Vittoria Lombardi,Daniele Carassiti,Gavin Giovannoni,Ching-Hua Lu,Rocco Adiutori,Andrea Malaspina
Scientific Reports. 2020; 10(1)
[Pubmed] | [DOI]
6 A newborn screening pilot study using methylation-sensitive high resolution melting on dried blood spots to detect Prader-Willi and Angelman syndromes
Igor Ribeiro Ferreira,Régis Afonso Costa,Leonardo Henrique Ferreira Gomes,Wilton Darleans dos Santos Cunha,Latife Salomão Tyszler,Silvia Freitas,Juan Clinton Llerena Junior,Zilton Farias Meira de Vasconcelos,Robert D. Nicholls,Letícia da Cunha Guida
Scientific Reports. 2020; 10(1)
[Pubmed] | [DOI]
7 A Dried Blood Spot Analysis for Solithromycin in Adolescents, Children, and Infants
Ryan J. Beechinor,Michael Cohen-Wolkowiez,Theresa Jasion,Christoph P. Hornik,Jason E. Lang,Robert Hernandez,Daniel Gonzalez
Therapeutic Drug Monitoring. 2019; 41(6): 761
[Pubmed] | [DOI]
8 Challenges and opportunities in blood flow through porous substrate: A design and interface perspective of dried blood spot
Prasoon Kumar,Prashant Agrawal,Kaushik Chatterjee
Journal of Pharmaceutical and Biomedical Analysis. 2019; 175: 112772
[Pubmed] | [DOI]
9 Midbody of the medial meniscus as a reference of preservation in partial meniscectomy for complete discoid lateral meniscus
Seong Hwan Kim,JungTae Ahn,Tae Wook Kim,Kang-Il Kim,Sang Hak Lee
Knee Surgery, Sports Traumatology, Arthroscopy. 2018;
[Pubmed] | [DOI]


    Similar in PUBMED
   Search Pubmed for
   Search in Google Scholar for
    Access Statistics
    Email Alert *
    Add to My List *
* Registration required (free)  

  In this article
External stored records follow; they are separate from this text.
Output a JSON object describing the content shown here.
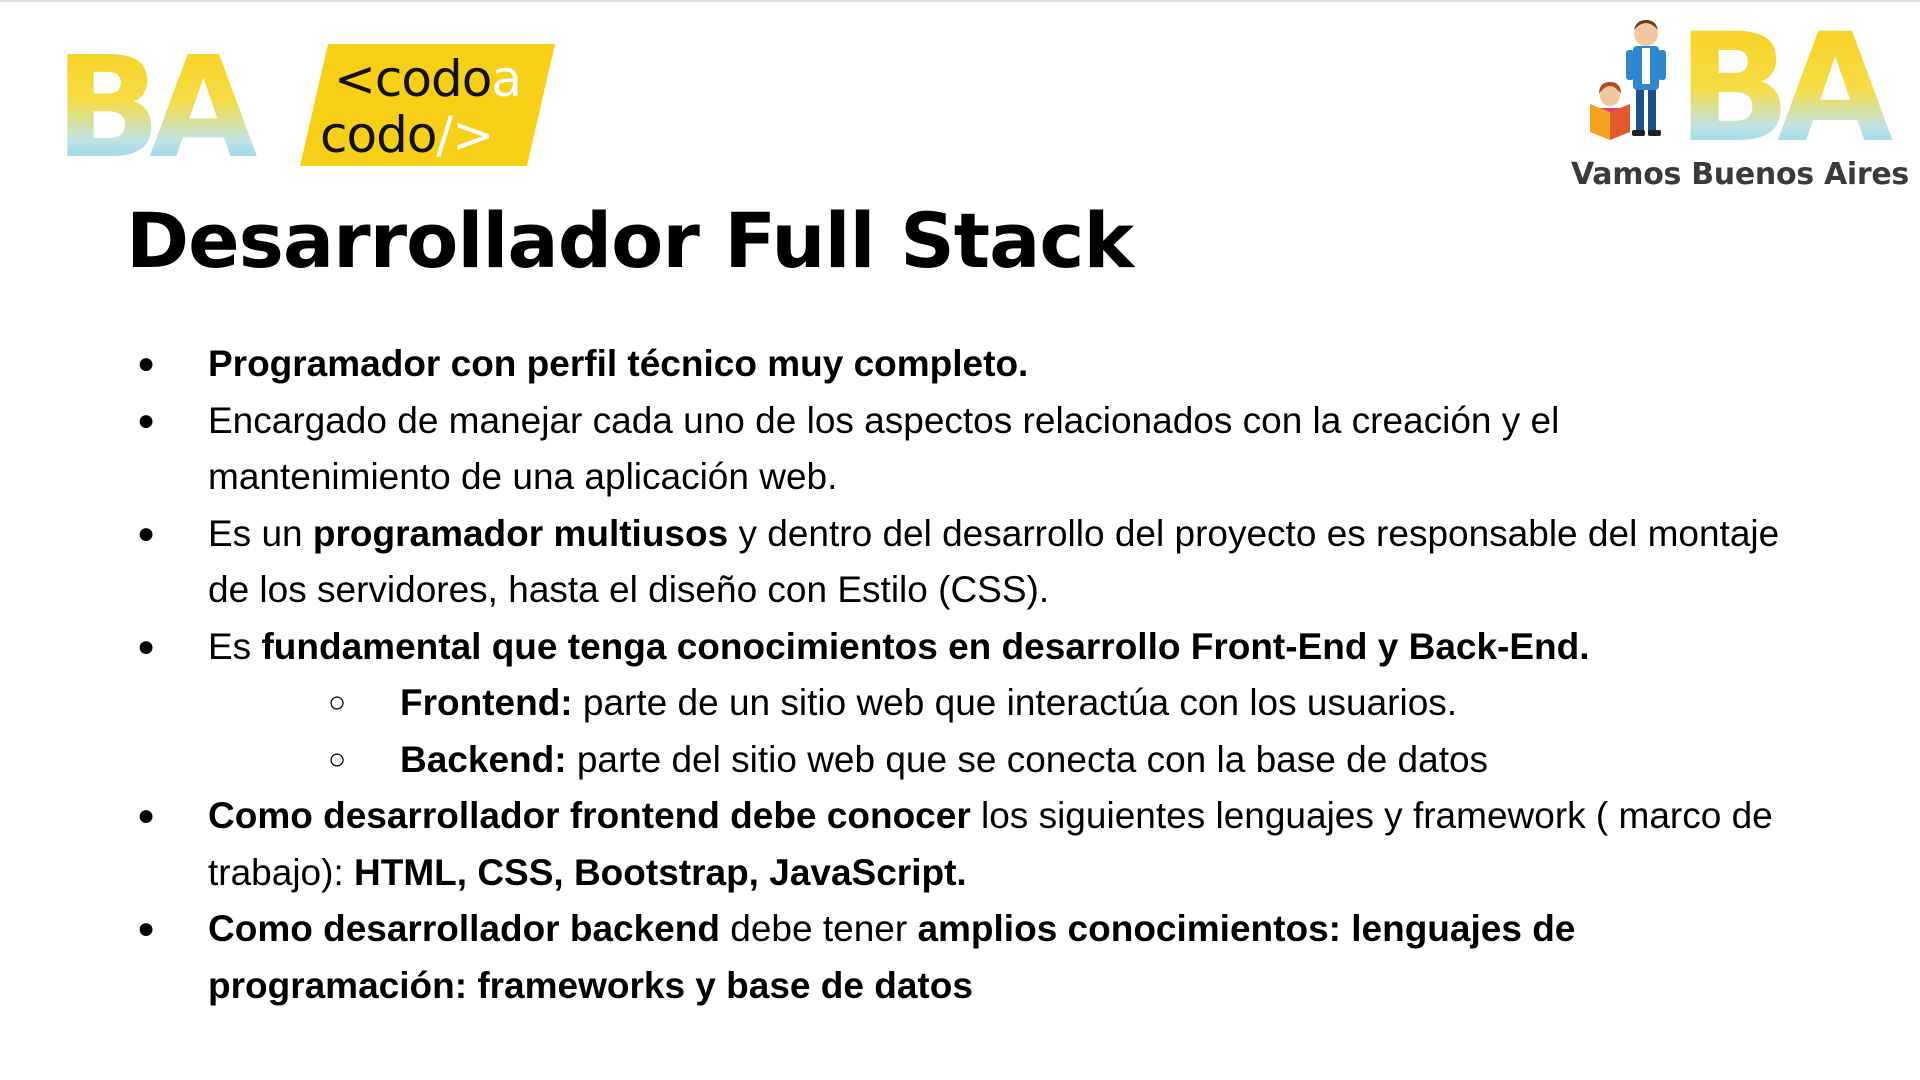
{
  "logos": {
    "ba_text": "BA",
    "codo_line1": "<codo",
    "codo_line1_accent": "a",
    "codo_line2": "codo",
    "codo_line2_accent": "/>",
    "vamos_logo_text": "BA",
    "vamos_caption": "Vamos Buenos Aires"
  },
  "colors": {
    "brand_yellow": "#F7CF17",
    "brand_blue": "#5BC4F0",
    "codo_text": "#000000",
    "codo_accent": "#ffffff"
  },
  "slide": {
    "title": "Desarrollador Full Stack",
    "items": [
      {
        "id": "b1",
        "level": 1,
        "bullet": "●",
        "parts": [
          {
            "text": "Programador con perfil técnico muy completo.",
            "bold": true
          }
        ]
      },
      {
        "id": "b2",
        "level": 1,
        "bullet": "●",
        "parts": [
          {
            "text": "Encargado de manejar cada uno de los aspectos relacionados con la creación y el mantenimiento de una aplicación web.",
            "bold": false
          }
        ]
      },
      {
        "id": "b3",
        "level": 1,
        "bullet": "●",
        "parts": [
          {
            "text": "Es un ",
            "bold": false
          },
          {
            "text": "programador multiusos",
            "bold": true
          },
          {
            "text": " y dentro del desarrollo del proyecto es responsable del montaje de los servidores, hasta el diseño con Estilo (CSS).",
            "bold": false
          }
        ]
      },
      {
        "id": "b4",
        "level": 1,
        "bullet": "●",
        "parts": [
          {
            "text": "Es ",
            "bold": false
          },
          {
            "text": "fundamental que tenga conocimientos en desarrollo Front-End y Back-End.",
            "bold": true
          }
        ]
      },
      {
        "id": "b4a",
        "level": 2,
        "bullet": "○",
        "parts": [
          {
            "text": "Frontend:",
            "bold": true
          },
          {
            "text": " parte de un sitio web que interactúa con los usuarios.",
            "bold": false
          }
        ]
      },
      {
        "id": "b4b",
        "level": 2,
        "bullet": "○",
        "parts": [
          {
            "text": "Backend:",
            "bold": true
          },
          {
            "text": " parte del sitio web que se conecta con la base de datos",
            "bold": false
          }
        ]
      },
      {
        "id": "b5",
        "level": 1,
        "bullet": "●",
        "parts": [
          {
            "text": "Como desarrollador frontend debe conocer",
            "bold": true
          },
          {
            "text": " los siguientes lenguajes y framework ( marco de trabajo): ",
            "bold": false
          },
          {
            "text": "HTML, CSS, Bootstrap, JavaScript.",
            "bold": true
          }
        ]
      },
      {
        "id": "b6",
        "level": 1,
        "bullet": "●",
        "parts": [
          {
            "text": "Como desarrollador backend",
            "bold": true
          },
          {
            "text": " debe tener ",
            "bold": false
          },
          {
            "text": "amplios conocimientos: lenguajes de programación: frameworks y base de datos",
            "bold": true
          }
        ]
      }
    ]
  }
}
 Article Access Statistics
    PDF Downloaded405    
    Comments [Add]    
    Cited by others 9    

Recommend this journal